A psychologically troubled novelty supplier is nudged towards a romance with an English woman, all the while being extorted by a phone-sex line run by a crooked mattress salesman, and purchasing stunning amounts of pudding.
Paul Thomas Anderson
Philip Seymour Hoffman
John has lost all his money. He sits outside a diner in the desert when Sydney happens along, buys him coffee, then takes him to Reno and shows him how to get a free room without losing ... See full summary »
Paul Thomas Anderson
Philip Baker Hall,
John C. Reilly,
A chronicle of country music legend Johnny Cash's life, from his early days on an Arkansas cotton farm to his rise to fame with Sun Records in Memphis, where he recorded alongside Elvis Presley, Jerry Lee Lewis and Carl Perkins.
In 1959, Truman Capote learns of the murder of a Kansas family and decides to write a book about the case. While researching for his novel In Cold Blood, Capote forms a relationship with one of the killers, Perry Smith, who is on death row.
Philip Seymour Hoffman,
Clifton Collins Jr.,
Returning from Navy service in World War II, Freddie Quell drifts through a series of breakdowns. Finally he stumbles upon a cult which engages in exercises to clear emotions and he becomes deeply involved with them. Written by
Alan Young, edit Hal Issen
After a few days of shooting, Paul Thomas Anderson noticed that Joaquin Phoenix would use the whole space where they were filming, even if it was outside the marks, so he told the lightning crew to have the whole space ready to follow Phoenix with the camera if necessary. See more »
At the beginning of the film, when the end of WW-II is announced (August 15, 1945) the United Nations did not yet exist. It was established October 24, 1945. See more »
What a horrible young man you are. This is acting like an animal. A dirty animal that eats it's own faeces when hungry.
See more »

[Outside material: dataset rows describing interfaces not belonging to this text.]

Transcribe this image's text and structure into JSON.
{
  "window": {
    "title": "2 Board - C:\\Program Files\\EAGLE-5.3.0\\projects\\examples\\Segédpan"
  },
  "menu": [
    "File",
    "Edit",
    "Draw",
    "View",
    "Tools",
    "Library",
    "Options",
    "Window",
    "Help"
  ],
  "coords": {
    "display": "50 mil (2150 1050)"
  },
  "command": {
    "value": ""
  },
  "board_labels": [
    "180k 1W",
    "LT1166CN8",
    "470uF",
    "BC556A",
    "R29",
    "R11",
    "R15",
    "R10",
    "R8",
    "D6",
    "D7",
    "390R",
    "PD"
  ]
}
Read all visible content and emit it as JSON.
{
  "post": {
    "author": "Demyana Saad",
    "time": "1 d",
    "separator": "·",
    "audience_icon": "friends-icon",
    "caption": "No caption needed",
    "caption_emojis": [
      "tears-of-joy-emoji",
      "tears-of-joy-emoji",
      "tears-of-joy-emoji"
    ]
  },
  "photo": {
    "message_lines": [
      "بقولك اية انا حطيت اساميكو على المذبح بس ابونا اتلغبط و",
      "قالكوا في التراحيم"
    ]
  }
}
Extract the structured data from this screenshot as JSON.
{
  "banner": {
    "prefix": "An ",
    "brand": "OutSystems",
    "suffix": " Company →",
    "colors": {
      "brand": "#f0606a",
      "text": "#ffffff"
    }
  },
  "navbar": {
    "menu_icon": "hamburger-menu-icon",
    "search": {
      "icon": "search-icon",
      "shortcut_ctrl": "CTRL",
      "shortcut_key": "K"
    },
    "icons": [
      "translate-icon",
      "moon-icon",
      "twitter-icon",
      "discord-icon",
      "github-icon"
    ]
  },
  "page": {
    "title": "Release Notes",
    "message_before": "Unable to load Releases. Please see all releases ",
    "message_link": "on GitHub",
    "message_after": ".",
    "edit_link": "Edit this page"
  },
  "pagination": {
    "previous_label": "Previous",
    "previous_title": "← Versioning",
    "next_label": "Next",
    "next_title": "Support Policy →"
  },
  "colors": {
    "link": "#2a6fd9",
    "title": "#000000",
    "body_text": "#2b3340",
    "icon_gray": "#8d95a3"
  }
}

Well, I really wanted to like this one. On paper it's perfect. Director/writer Paul Thomas Anderson, cast headed by Joaquin Phoenix, Phillip Seymour Hoffman, and Amy Adams. What could go wrong? The script. If a movie doesn't start with a good script, it can't turn out well. There is no crest to this story. And there is no denouement. It lays flat for over two hours. The actors give great performances and the scenes are constructed well. Joaquin Phoenix has moments that are tragic. And then the movie just plods on. I am fine with a film that develops slowly. I'm not fine with a film that never develops. Is it about an alcoholic? No. Is it about a cult leader? No. It's random moments, between an alcoholic and a cult leader, strung together, with no direction, and no narrative. You could extract any scene from this film, and on it's own it would stand up well. Pieced together, however, they don't add up to a story.
A story has to be about something. It has to start somewhere and it has to go somewhere. This story starts, and then goes nowhere. It is fine if the resolution of a story is simply it's endlessness. This film, however, never establishes where it's going. And, therefore, can't simply, go on forever. It never went anywhere to begin with. The actors are left to spluge all over the audience for no discernible reason. I'm over Phillip Seymour Hoffman, and have been for a while. In this role, as a sort of L. Ron Hubbard figure, he overacts to the point of caricature. For my money, the best Seymour Hoffman is "Boogie Nights", "Happiness", or "The Talented Mr. Ripley". Joaquin Phoenix is probably the most talented American actor working today, but his physically contorted, repetitive, mentally tortured, alcoholic, Freddie Quell, was never given the opportunity to become real or sympathetic, or even vile. He just, like the rest of the movie, went on, and on, and on. This actor, Joaquin Phoenix, has the chops to do anything. Check him out in "Reservation Road", "Gladiator", "Walk The Line", and his BEST, "Two Lovers". In "Two Lovers" Phoenix draws the portrait of an emotionally crippled man whose life crumbles beyond all hope (in his eyes), but through an accident of fate finds a path through which to go on living. He is riveting. There isn't anything he can't do given the opportunity. But he doesn't get the opportunity here.
Clearly this film was trying to comment on cultism. We know too much, however (Jonestown, Waco, Warren Jeffs), about cults to accept this fraction of a story. Clearly the main character was an alcoholic. Yet the film never explored his turmoil, or addiction, the way even a dumb show like "Celebrity Rehab" would. We were almost brought close enough to his story to care during his first session with Phillip Seymour Hoffman, but that was not developed and ultimately went nowhere. Just like the rest of the film.
There are some shocking scenes in this film. But there is no story that justifies them. It is like watching a big screen version of "Americas Most Shocking Videos", - for over two hours. They are independently compelling, but ultimately disconnected. And they never amount to a story about anything I could wrap my arms around. For me the ultimate failure of this film is that there was no point to it. It is not an art film. It is a pointless film. And it's not that I don't get "it". There's nothing to get. Better to spend your time watching car crashes, on TV, shot from dash cams. At least you won't expect much going in.
182 of 344 people found this review helpful.
Was this review helpful to you?